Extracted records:
_____

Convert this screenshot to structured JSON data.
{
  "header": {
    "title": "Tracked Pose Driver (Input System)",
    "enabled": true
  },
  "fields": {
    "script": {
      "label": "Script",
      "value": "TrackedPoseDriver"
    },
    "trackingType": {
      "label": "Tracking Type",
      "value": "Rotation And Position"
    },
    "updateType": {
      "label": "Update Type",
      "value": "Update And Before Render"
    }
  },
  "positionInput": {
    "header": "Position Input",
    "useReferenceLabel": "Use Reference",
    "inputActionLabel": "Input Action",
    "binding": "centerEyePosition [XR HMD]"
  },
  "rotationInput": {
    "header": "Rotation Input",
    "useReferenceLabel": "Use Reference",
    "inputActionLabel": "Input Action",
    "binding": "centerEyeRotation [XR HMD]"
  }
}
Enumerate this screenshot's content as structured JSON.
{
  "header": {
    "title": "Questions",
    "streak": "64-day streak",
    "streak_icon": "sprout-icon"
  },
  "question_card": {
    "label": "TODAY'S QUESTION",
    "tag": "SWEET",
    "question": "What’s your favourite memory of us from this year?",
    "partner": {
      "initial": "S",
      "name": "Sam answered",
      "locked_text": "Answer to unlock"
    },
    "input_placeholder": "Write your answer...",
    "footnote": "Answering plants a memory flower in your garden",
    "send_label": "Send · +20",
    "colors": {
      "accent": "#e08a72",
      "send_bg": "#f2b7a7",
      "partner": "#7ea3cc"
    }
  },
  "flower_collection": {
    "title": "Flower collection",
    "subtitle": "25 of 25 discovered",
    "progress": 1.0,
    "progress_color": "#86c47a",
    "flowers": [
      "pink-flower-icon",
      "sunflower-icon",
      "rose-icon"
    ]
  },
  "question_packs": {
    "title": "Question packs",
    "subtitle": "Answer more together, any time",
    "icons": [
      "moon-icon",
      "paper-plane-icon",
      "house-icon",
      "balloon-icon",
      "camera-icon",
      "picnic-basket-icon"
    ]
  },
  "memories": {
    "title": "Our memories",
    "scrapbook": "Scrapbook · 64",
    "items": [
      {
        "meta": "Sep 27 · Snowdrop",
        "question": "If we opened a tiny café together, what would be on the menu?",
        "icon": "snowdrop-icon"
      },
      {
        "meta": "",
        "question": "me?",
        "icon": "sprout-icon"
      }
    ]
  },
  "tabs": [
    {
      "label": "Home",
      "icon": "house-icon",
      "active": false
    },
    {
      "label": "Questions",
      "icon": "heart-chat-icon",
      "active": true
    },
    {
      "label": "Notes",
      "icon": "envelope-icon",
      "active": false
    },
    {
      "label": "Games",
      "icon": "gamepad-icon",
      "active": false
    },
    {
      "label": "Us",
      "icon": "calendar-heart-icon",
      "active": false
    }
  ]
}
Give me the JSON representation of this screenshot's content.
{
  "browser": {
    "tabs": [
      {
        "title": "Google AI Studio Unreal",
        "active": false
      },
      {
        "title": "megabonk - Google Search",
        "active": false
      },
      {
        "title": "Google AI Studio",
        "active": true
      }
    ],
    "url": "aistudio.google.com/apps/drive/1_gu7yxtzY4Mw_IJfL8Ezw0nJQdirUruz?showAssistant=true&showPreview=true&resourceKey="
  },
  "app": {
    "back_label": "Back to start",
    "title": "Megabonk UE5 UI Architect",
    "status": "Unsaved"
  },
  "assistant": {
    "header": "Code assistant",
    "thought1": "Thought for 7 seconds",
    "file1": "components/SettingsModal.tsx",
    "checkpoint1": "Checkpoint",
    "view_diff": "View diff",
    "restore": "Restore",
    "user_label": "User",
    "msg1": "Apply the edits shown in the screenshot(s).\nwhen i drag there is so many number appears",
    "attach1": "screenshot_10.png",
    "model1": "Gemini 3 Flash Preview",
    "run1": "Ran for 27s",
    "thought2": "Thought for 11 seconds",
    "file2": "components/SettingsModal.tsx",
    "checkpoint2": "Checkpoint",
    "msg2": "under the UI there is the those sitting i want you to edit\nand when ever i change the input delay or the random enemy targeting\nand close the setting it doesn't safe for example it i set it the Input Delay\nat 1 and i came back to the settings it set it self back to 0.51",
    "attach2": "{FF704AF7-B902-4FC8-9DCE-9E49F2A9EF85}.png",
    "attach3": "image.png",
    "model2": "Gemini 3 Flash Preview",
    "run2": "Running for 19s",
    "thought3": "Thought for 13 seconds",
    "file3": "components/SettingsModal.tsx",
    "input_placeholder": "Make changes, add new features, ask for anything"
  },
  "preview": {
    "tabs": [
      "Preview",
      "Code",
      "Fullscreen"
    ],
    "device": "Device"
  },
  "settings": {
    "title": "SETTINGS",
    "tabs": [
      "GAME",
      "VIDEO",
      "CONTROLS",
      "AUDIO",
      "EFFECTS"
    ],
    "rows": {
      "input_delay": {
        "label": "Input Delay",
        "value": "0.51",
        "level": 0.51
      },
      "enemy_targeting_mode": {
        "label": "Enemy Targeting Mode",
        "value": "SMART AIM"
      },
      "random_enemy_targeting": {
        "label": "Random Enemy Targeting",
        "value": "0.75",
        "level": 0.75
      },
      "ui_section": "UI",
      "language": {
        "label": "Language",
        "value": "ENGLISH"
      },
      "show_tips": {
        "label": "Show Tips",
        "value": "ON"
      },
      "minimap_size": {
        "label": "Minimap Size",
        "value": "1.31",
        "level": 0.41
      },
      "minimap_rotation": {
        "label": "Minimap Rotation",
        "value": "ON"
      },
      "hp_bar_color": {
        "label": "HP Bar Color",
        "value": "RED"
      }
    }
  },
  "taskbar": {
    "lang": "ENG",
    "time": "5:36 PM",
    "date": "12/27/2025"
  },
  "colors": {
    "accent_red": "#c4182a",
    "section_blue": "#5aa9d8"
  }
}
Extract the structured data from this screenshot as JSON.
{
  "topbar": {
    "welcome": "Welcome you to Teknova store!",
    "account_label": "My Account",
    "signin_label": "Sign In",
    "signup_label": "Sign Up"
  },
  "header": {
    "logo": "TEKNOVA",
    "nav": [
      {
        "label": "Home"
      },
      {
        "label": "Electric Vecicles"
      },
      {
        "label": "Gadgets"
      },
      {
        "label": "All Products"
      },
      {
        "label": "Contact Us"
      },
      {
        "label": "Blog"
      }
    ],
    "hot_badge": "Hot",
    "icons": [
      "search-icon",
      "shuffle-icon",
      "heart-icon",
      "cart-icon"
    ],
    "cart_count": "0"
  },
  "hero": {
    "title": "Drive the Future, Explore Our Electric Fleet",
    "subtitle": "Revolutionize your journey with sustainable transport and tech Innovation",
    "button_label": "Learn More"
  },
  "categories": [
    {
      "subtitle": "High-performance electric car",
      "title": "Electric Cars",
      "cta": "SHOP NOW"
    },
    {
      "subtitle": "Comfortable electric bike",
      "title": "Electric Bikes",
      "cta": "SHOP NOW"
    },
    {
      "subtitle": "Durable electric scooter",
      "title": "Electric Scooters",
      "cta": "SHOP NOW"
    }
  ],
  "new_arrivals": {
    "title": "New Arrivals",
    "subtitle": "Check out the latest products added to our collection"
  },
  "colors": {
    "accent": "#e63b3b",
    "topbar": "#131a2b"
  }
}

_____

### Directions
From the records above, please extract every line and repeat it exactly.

### Output below
Convert this screenshot to structured JSON data.
{
  "header": {
    "title": "Tracked Pose Driver (Input System)",
    "enabled": true
  },
  "fields": {
    "script": {
      "label": "Script",
      "value": "TrackedPoseDriver"
    },
    "trackingType": {
      "label": "Tracking Type",
      "value": "Rotation And Position"
    },
    "updateType": {
      "label": "Update Type",
      "value": "Update And Before Render"
    }
  },
  "positionInput": {
    "header": "Position Input",
    "useReferenceLabel": "Use Reference",
    "inputActionLabel": "Input Action",
    "binding": "centerEyePosition [XR HMD]"
  },
  "rotationInput": {
    "header": "Rotation Input",
    "useReferenceLabel": "Use Reference",
    "inputActionLabel": "Input Action",
    "binding": "centerEyeRotation [XR HMD]"
  }
}
Enumerate this screenshot's content as structured JSON.
{
  "header": {
    "title": "Questions",
    "streak": "64-day streak",
    "streak_icon": "sprout-icon"
  },
  "question_card": {
    "label": "TODAY'S QUESTION",
    "tag": "SWEET",
    "question": "What’s your favourite memory of us from this year?",
    "partner": {
      "initial": "S",
      "name": "Sam answered",
      "locked_text": "Answer to unlock"
    },
    "input_placeholder": "Write your answer...",
    "footnote": "Answering plants a memory flower in your garden",
    "send_label": "Send · +20",
    "colors": {
      "accent": "#e08a72",
      "send_bg": "#f2b7a7",
      "partner": "#7ea3cc"
    }
  },
  "flower_collection": {
    "title": "Flower collection",
    "subtitle": "25 of 25 discovered",
    "progress": 1.0,
    "progress_color": "#86c47a",
    "flowers": [
      "pink-flower-icon",
      "sunflower-icon",
      "rose-icon"
    ]
  },
  "question_packs": {
    "title": "Question packs",
    "subtitle": "Answer more together, any time",
    "icons": [
      "moon-icon",
      "paper-plane-icon",
      "house-icon",
      "balloon-icon",
      "camera-icon",
      "picnic-basket-icon"
    ]
  },
  "memories": {
    "title": "Our memories",
    "scrapbook": "Scrapbook · 64",
    "items": [
      {
        "meta": "Sep 27 · Snowdrop",
        "question": "If we opened a tiny café together, what would be on the menu?",
        "icon": "snowdrop-icon"
      },
      {
        "meta": "",
        "question": "me?",
        "icon": "sprout-icon"
      }
    ]
  },
  "tabs": [
    {
      "label": "Home",
      "icon": "house-icon",
      "active": false
    },
    {
      "label": "Questions",
      "icon": "heart-chat-icon",
      "active": true
    },
    {
      "label": "Notes",
      "icon": "envelope-icon",
      "active": false
    },
    {
      "label": "Games",
      "icon": "gamepad-icon",
      "active": false
    },
    {
      "label": "Us",
      "icon": "calendar-heart-icon",
      "active": false
    }
  ]
}
Give me the JSON representation of this screenshot's content.
{
  "browser": {
    "tabs": [
      {
        "title": "Google AI Studio Unreal",
        "active": false
      },
      {
        "title": "megabonk - Google Search",
        "active": false
      },
      {
        "title": "Google AI Studio",
        "active": true
      }
    ],
    "url": "aistudio.google.com/apps/drive/1_gu7yxtzY4Mw_IJfL8Ezw0nJQdirUruz?showAssistant=true&showPreview=true&resourceKey="
  },
  "app": {
    "back_label": "Back to start",
    "title": "Megabonk UE5 UI Architect",
    "status": "Unsaved"
  },
  "assistant": {
    "header": "Code assistant",
    "thought1": "Thought for 7 seconds",
    "file1": "components/SettingsModal.tsx",
    "checkpoint1": "Checkpoint",
    "view_diff": "View diff",
    "restore": "Restore",
    "user_label": "User",
    "msg1": "Apply the edits shown in the screenshot(s).\nwhen i drag there is so many number appears",
    "attach1": "screenshot_10.png",
    "model1": "Gemini 3 Flash Preview",
    "run1": "Ran for 27s",
    "thought2": "Thought for 11 seconds",
    "file2": "components/SettingsModal.tsx",
    "checkpoint2": "Checkpoint",
    "msg2": "under the UI there is the those sitting i want you to edit\nand when ever i change the input delay or the random enemy targeting\nand close the setting it doesn't safe for example it i set it the Input Delay\nat 1 and i came back to the settings it set it self back to 0.51",
    "attach2": "{FF704AF7-B902-4FC8-9DCE-9E49F2A9EF85}.png",
    "attach3": "image.png",
    "model2": "Gemini 3 Flash Preview",
    "run2": "Running for 19s",
    "thought3": "Thought for 13 seconds",
    "file3": "components/SettingsModal.tsx",
    "input_placeholder": "Make changes, add new features, ask for anything"
  },
  "preview": {
    "tabs": [
      "Preview",
      "Code",
      "Fullscreen"
    ],
    "device": "Device"
  },
  "settings": {
    "title": "SETTINGS",
    "tabs": [
      "GAME",
      "VIDEO",
      "CONTROLS",
      "AUDIO",
      "EFFECTS"
    ],
    "rows": {
      "input_delay": {
        "label": "Input Delay",
        "value": "0.51",
        "level": 0.51
      },
      "enemy_targeting_mode": {
        "label": "Enemy Targeting Mode",
        "value": "SMART AIM"
      },
      "random_enemy_targeting": {
        "label": "Random Enemy Targeting",
        "value": "0.75",
        "level": 0.75
      },
      "ui_section": "UI",
      "language": {
        "label": "Language",
        "value": "ENGLISH"
      },
      "show_tips": {
        "label": "Show Tips",
        "value": "ON"
      },
      "minimap_size": {
        "label": "Minimap Size",
        "value": "1.31",
        "level": 0.41
      },
      "minimap_rotation": {
        "label": "Minimap Rotation",
        "value": "ON"
      },
      "hp_bar_color": {
        "label": "HP Bar Color",
        "value": "RED"
      }
    }
  },
  "taskbar": {
    "lang": "ENG",
    "time": "5:36 PM",
    "date": "12/27/2025"
  },
  "colors": {
    "accent_red": "#c4182a",
    "section_blue": "#5aa9d8"
  }
}
Extract the structured data from this screenshot as JSON.
{
  "topbar": {
    "welcome": "Welcome you to Teknova store!",
    "account_label": "My Account",
    "signin_label": "Sign In",
    "signup_label": "Sign Up"
  },
  "header": {
    "logo": "TEKNOVA",
    "nav": [
      {
        "label": "Home"
      },
      {
        "label": "Electric Vecicles"
      },
      {
        "label": "Gadgets"
      },
      {
        "label": "All Products"
      },
      {
        "label": "Contact Us"
      },
      {
        "label": "Blog"
      }
    ],
    "hot_badge": "Hot",
    "icons": [
      "search-icon",
      "shuffle-icon",
      "heart-icon",
      "cart-icon"
    ],
    "cart_count": "0"
  },
  "hero": {
    "title": "Drive the Future, Explore Our Electric Fleet",
    "subtitle": "Revolutionize your journey with sustainable transport and tech Innovation",
    "button_label": "Learn More"
  },
  "categories": [
    {
      "subtitle": "High-performance electric car",
      "title": "Electric Cars",
      "cta": "SHOP NOW"
    },
    {
      "subtitle": "Comfortable electric bike",
      "title": "Electric Bikes",
      "cta": "SHOP NOW"
    },
    {
      "subtitle": "Durable electric scooter",
      "title": "Electric Scooters",
      "cta": "SHOP NOW"
    }
  ],
  "new_arrivals": {
    "title": "New Arrivals",
    "subtitle": "Check out the latest products added to our collection"
  },
  "colors": {
    "accent": "#e63b3b",
    "topbar": "#131a2b"
  }
}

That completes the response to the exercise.